ACTIVITY: Among the entries below, count the lines that contain the word "manager". Write down only the total.

INPUT DATA:

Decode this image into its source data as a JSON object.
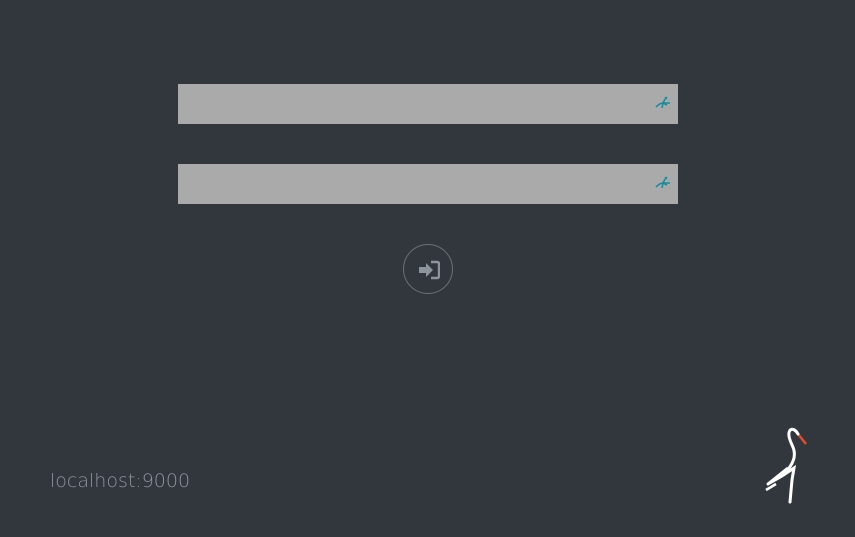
{
  "login": {
    "access_key_value": "",
    "secret_key_value": "",
    "access_key_icon": "password-manager-icon",
    "secret_key_icon": "password-manager-icon",
    "submit_icon": "sign-in-icon"
  },
  "footer": {
    "host": "localhost:9000",
    "logo": "heron-logo-icon"
  },
  "colors": {
    "background": "#32373e",
    "field": "#aaaaaa",
    "accent": "#1a8b9d",
    "logo_beak": "#e64a2e"
  }
}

TASK RESULT: 2